This captivating story had me up all night. I loved the way it moved back and forth between each woman's story. I think the tension which that created was what made this one such a fantastic read. This well-written novel will be published on the fourth of August by St. Martin's Press, and I'm sure it's one you don't want to miss.

Thanks to St. Martin's Press for allowing me to read the advanced readers copy in exchange for an honest review.

Monday, July 6, 2020

Review: Autie Poldi and the Vineyards of Etna

Auntie Poldi and the Vineyards of Etna

Auntie Poldi and the Vineyards of Etna
Mario Giordano

When Auntie Poldi's water is cut off, her friend's dog found poisoned, and she hears about the murder of a young district attorney; she is sure the mafia is behind it. She's in Sicily, after all. Setting out to discover the culprit behind the dog's death, Poldi ends up getting involved in the murder case of Chief Inspector Montana. As if that weren't enough excitement for one sixty-year-old woman, she discovers a body at a vineyard on the slopes of Etna. Her senses tell her the murders are connected. And when Auntie Poldi sticks her nose into something, she can't let it go, even when she knows death is looking over her shoulder.

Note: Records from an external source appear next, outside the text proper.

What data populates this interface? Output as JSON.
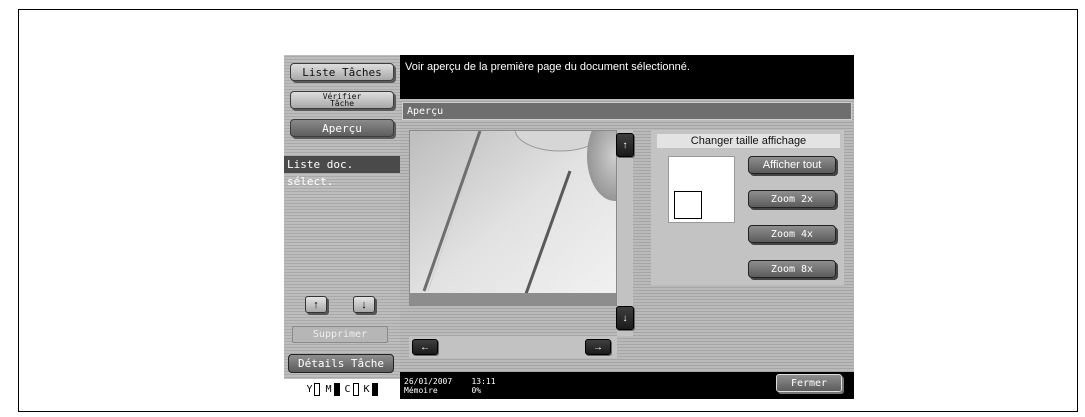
{
  "sidebar": {
    "liste_taches": "Liste Tâches",
    "verifier_line1": "Vérifier",
    "verifier_line2": "Tâche",
    "apercu": "Aperçu",
    "liste_doc": "Liste doc. sélect.",
    "supprimer": "Supprimer",
    "details": "Détails Tâche",
    "up_arrow": "↑",
    "down_arrow": "↓"
  },
  "toner": [
    {
      "label": "Y",
      "level": "low"
    },
    {
      "label": "M",
      "level": "full"
    },
    {
      "label": "C",
      "level": "low"
    },
    {
      "label": "K",
      "level": "full"
    }
  ],
  "message": "Voir aperçu de la première page du document sélectionné.",
  "panel": {
    "title": "Aperçu"
  },
  "scroll": {
    "up": "↑",
    "down": "↓",
    "left": "←",
    "right": "→"
  },
  "zoom": {
    "title": "Changer taille affichage",
    "afficher_tout": "Afficher tout",
    "zoom2": "Zoom 2x",
    "zoom4": "Zoom 4x",
    "zoom8": "Zoom 8x"
  },
  "footer": {
    "date": "26/01/2007",
    "time": "13:11",
    "memoire_label": "Mémoire",
    "memoire_value": "0%",
    "fermer": "Fermer"
  }
}
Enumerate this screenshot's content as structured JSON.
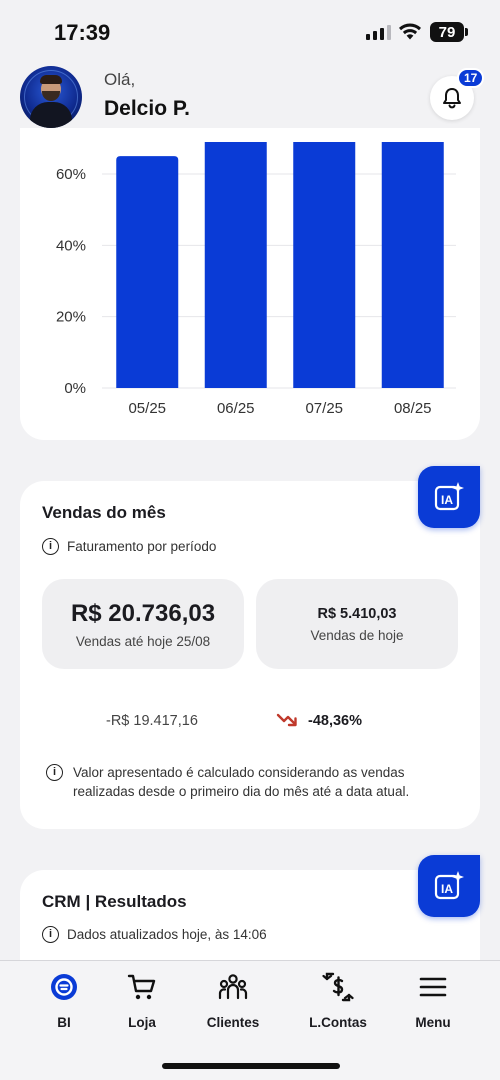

Auntie Poldi and the Vineyards of Etna is narrated by Poldi's nephew, an aspiring writer with his share of writer's block. As he points out, his aunt navigates life between two poles: utter joy and the depths of despair. But she knows, like him, that Sicily is a special place, full of complex characters, and mysteries yet to be solved. There is nowhere else she'd rather live. Giordano has written a firecracker of a story, layered with wit, humor, and charm. It's filled with delightful and exotic characters I won't soon forget.

This review was originally written by me for City Book Review.